Des Moines is home to the World Food Prize-a celebration of the achievements of Nobel Prize winner Norman Borlaug for his 60 year contribution to advancing the scientific basis of actions that have reduced hunger. Each year leaders from the worlds of agriculture and nutrition gather to discuss ways of advancing Borlaug’s vision; a world free from hunger. This year was especially poignant given his death at 95 just weeks before the event.
Without being there it is difficult to appreciate the extraordinary depths of love and appreciation for Borlaug that permeates the events. As a son of Iowa it was impressive to witness the Governor, the US Secretary of Agriculture and senior representatives from the State Department, Senators and leading politicians, leaders of corporations linked to agriculture including Archer Daniel Midlands, John Deere and Monsanto, academic heads of agriculture from the state and beyond open their arms to Ministers of Agriculture from several African and Asian countries as well as Canada.
Heads of food and security think tanks provided current updates on the relationships between food, hunger and national security. A senior retired Admiral described why climate change demanded urgent attention at the highest levels of government. Leaders from agriculture discussed how best to improve governance of the field to include a stronger role for the private sector. Discussion around rapid implementation of scientific findings that showed Singapore remained the only country to develop economically without first strengthening its agricultural sector commenced.
So why was PepsiCo there and did we have anything to contribute?
Two reasons: to inspire and to learn.
Indra Nooyi followed important presentations by Bill Gates and Jeff Sachs. Gates outlined how his Foundation will act on their commitment to build capacity for agricultural research in Africa and India and called for governments to “unleash the power of the private sector” through smarter policies. Sachs challenged the food industry to do more to address certain negative impacts their work had on the environment and nutrition.
Indra Nooyi’s speech elevated the debate and emphasized the need for the worlds of agriculture and nutrition to work closer together; for the capabilities of the private sector-especially in relation to distribution, R&D and consumer insights-to be better harnessed; and called for a commission to address these issues. The response from diverse groups including USDA; State; IFPRI (the world’s premier food policy group and part of the 17 centers of the CGIAR system); the World Economic Forum; other corporate heads and intellectual leaders in the field was enthusiastic. Many immediately wanted to get behind the idea of an action oriented commission. They were challenged to rethink the role of corporations in tackling hunger and left with a clear message of commitment.
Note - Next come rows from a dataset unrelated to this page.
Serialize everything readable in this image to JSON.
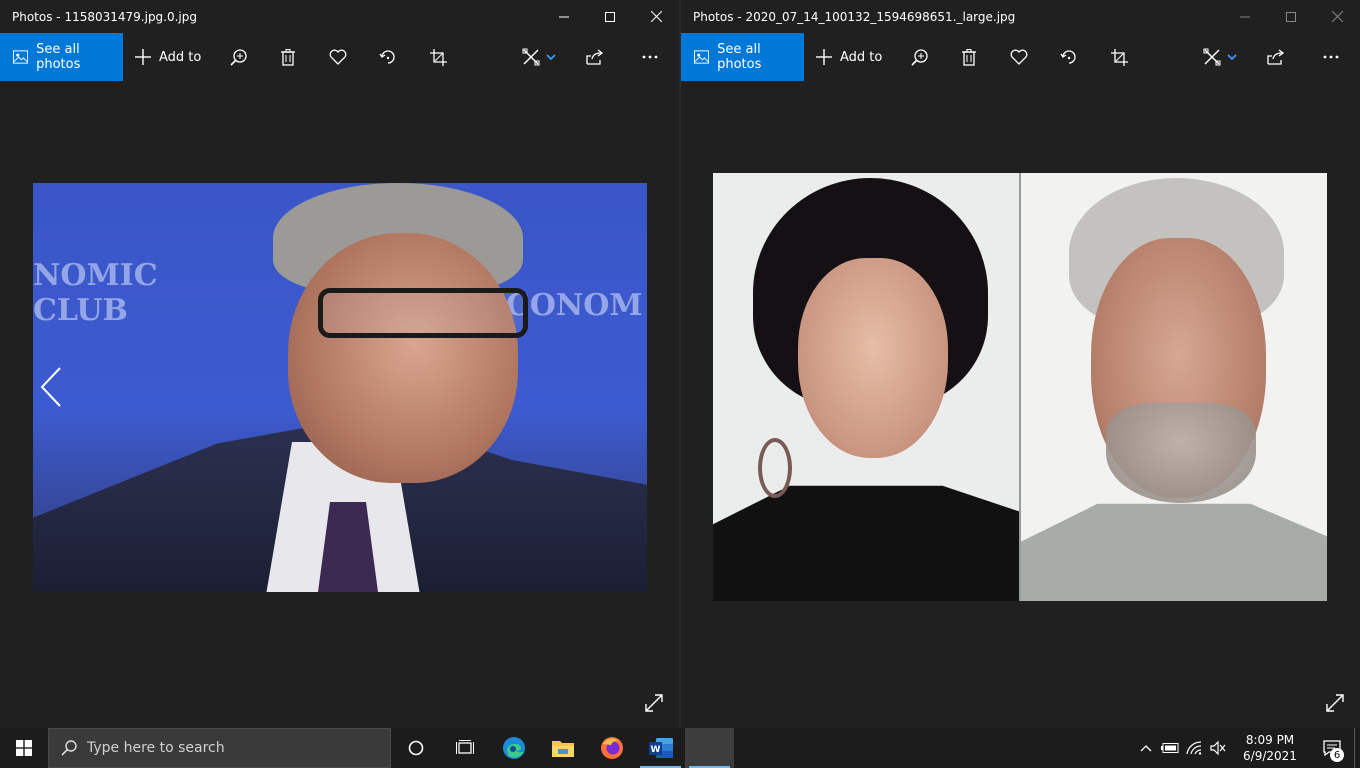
{
  "windows": [
    {
      "title": "Photos - 1158031479.jpg.0.jpg",
      "toolbar": {
        "see_all": "See all photos",
        "add_to": "Add to"
      }
    },
    {
      "title": "Photos - 2020_07_14_100132_1594698651._large.jpg",
      "toolbar": {
        "see_all": "See all photos",
        "add_to": "Add to"
      }
    }
  ],
  "left_photo": {
    "banner_left": "NOMIC CLUB",
    "banner_right": "E ECONOM"
  },
  "icons": {
    "toolbar": [
      "image-icon",
      "plus-icon",
      "zoom-icon",
      "trash-icon",
      "heart-icon",
      "rotate-icon",
      "crop-icon",
      "edit-icon",
      "chevron-down-icon",
      "share-icon",
      "more-icon"
    ],
    "caption": [
      "minimize-icon",
      "maximize-icon",
      "close-icon"
    ],
    "viewer": [
      "chevron-left-icon",
      "fullscreen-icon"
    ],
    "taskbar": [
      "windows-logo-icon",
      "search-icon",
      "cortana-icon",
      "task-view-icon",
      "edge-icon",
      "file-explorer-icon",
      "firefox-icon",
      "word-icon"
    ],
    "tray": [
      "chevron-up-icon",
      "battery-icon",
      "wifi-icon",
      "volume-muted-icon",
      "notification-icon"
    ]
  },
  "colors": {
    "accent": "#0078d7",
    "window_bg": "#202020",
    "taskbar_bg": "#1c1c1c"
  },
  "taskbar": {
    "search_placeholder": "Type here to search",
    "clock_time": "8:09 PM",
    "clock_date": "6/9/2021",
    "notification_count": "6"
  }
}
We learned just how complex it will be to bridge the agriculture-nutrition divide; who to engage as we move forward; and which arguments are most likely to succeed. We met passionate agricultural scientists seeking collaboration, corporate heads offering to team up and the Iowan political leadership who proudly offered Des Moines as the hub for any possible commission work. People understood better that for PepsiCo to play a stronger role in addressing world hunger, our core products remained the engine of growth even as the portfolio evolves.
My enduring image of the meeting will be to witness a man, Gebisa Ejeta, from a small hut in a remote village in Ethiopia be honored as the 2009 Borlaug World Food Prize Laureate. The award was for his work in transforming sorghum to allow it to overcome drought resistance and plant disease, thereby feeding millions who would otherwise starve in Africa. President Obama’s message of congratulations and the celebratory dances led by an Ethiopian group of artists drove home the message that his work would benefit both his community and the world.